Every year, charities ramp up for one of their biggest giving days of the year – Giving Tuesday. It was created in 2012 as a way for people to do good during the holidays and has grown into a multi-million dollar global movement. But not everyone has good intentions – scammers are taking advantage of people’s generosity to line their own pockets.
We recently surveyed consumers in the US and discovered something disturbing – over 15% of people we talked to had received a personalized scam call from someone pretending to be a business or charity. Carriers like T-Mobile are cracking down on scam calls by labeling them “Scam Likely,” so scammers can no longer rely on their method of calling lots of numbers and hoping one will answer. Instead, they’re focusing their efforts on a “quality over quantity” method we call Enterprise Spoofing.
With Enterprise Spoofing, scammers use stolen information to appear more legitimate. Ever had your data leaked during a data breach? That information could have been sold to someone who will use it against you.
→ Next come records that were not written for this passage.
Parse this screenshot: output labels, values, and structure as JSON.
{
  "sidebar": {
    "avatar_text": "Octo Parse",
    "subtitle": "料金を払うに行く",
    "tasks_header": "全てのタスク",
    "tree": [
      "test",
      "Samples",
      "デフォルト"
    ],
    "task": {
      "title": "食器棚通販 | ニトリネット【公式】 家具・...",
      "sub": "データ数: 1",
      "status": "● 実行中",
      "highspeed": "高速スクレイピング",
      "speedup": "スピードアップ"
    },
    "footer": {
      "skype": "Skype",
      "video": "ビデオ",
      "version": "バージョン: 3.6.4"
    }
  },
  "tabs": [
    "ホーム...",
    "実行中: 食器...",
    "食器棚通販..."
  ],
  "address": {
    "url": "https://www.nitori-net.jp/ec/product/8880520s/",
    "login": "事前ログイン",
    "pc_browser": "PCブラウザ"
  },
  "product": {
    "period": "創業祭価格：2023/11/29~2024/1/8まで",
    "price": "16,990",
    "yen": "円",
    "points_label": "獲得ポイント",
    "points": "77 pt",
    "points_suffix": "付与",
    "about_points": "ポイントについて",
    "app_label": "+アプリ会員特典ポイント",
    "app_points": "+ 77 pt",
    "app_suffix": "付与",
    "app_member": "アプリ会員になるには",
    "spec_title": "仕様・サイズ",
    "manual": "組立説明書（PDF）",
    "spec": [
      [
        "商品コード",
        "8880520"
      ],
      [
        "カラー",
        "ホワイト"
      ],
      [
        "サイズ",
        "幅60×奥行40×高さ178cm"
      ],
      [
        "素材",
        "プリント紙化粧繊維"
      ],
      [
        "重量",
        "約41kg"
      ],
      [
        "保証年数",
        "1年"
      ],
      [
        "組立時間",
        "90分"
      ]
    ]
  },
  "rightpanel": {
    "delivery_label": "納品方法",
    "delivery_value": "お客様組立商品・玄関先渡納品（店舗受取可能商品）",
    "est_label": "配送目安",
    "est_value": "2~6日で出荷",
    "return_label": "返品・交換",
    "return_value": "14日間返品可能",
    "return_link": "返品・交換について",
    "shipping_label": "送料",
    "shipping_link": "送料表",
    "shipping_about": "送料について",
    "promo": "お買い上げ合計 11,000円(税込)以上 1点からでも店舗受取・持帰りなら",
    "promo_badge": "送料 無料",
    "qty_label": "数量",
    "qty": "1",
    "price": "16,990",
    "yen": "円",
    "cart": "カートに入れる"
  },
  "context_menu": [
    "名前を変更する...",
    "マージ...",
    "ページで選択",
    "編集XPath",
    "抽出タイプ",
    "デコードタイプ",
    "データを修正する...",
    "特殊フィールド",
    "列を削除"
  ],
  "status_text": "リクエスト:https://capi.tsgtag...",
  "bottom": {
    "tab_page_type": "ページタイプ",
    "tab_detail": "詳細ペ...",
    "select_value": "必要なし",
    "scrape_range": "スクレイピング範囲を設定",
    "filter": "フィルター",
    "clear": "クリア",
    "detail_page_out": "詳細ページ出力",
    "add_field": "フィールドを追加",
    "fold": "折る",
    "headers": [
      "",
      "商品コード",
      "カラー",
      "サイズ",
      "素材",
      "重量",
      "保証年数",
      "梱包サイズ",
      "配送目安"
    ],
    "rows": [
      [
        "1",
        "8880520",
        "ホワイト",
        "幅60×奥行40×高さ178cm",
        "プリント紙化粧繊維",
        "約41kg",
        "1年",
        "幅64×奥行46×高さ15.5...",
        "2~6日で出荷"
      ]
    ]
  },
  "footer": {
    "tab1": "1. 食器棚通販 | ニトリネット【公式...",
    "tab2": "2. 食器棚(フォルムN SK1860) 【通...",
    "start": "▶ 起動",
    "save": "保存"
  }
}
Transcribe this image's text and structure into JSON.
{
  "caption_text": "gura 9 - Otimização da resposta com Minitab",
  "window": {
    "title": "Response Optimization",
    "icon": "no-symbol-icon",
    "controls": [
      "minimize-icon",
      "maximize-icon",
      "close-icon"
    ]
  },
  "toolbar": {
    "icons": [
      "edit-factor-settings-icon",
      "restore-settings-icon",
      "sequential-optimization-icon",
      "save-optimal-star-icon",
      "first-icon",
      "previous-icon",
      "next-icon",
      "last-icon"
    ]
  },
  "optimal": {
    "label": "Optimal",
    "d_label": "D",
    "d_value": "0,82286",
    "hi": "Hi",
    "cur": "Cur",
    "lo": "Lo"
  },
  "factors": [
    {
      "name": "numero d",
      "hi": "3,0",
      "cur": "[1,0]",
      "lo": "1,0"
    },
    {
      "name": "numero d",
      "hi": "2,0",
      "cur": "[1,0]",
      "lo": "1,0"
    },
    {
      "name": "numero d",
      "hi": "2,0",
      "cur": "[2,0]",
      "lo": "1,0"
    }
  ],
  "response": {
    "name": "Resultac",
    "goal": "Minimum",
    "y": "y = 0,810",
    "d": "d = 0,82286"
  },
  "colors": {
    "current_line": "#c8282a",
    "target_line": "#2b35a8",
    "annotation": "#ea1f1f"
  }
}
In fact, we found that 15% of people have received a personalized scam call this year – and 75% of those people experienced some sort of financial loss.
Here’s how it works. A scammer will use spoofing technology to make their number look like an existing charity. You answer, thinking you’re talking to someone who wants you to donate. They pose as this charity, using stolen information about you to seem more legitimate. For instance, they may ask if you still live on Cherry Street (stolen from a store data breach!) or verify your last four of your social (snagged from a financial data breach). Once they’ve “proven” they’re legit, they’ll either use that to leverage more sensitive information from you or try to get you to send money their way.
This trend hurts both consumers and charities, so just a little vigilance can go a long way if you suspect you’re being scammed. This Giving Tuesday, keep these tips in mind:
- Even if you google the number and it seems right, numbers can be spoofed. If your gut is telling you something is wrong, your best bet is to ask for the caller’s name and say you’ll call back on the official number. If they protest too much, it’s because they know you won’t be reconnected to their scam.
- Donate directly to your favorite charities online – make sure you have a secure connection (https://) and you’re on the official website.
- If a charity is asking for donations in iTunes or Visa gift cards, the only charity they’re helping is themselves. Most charities can’t do anything with those grocery store gift cards that are a favorite payment among scammers!
So what if you’re a business or charity that relies on calling to reach consumers? It can be frustrating to lose connections because customers are afraid to answer the phone. That’s where Engage and Inform calling comes in. With our Call Enhancement Suite, you can show your customers exactly who’s calling, making it easier than ever to connect with your target audience. As scammers evolve with tactics like Enterprise Spoofing, Engage and Inform can keep your business one step ahead of the scam. For more information or a personalized demo, drop us a line here.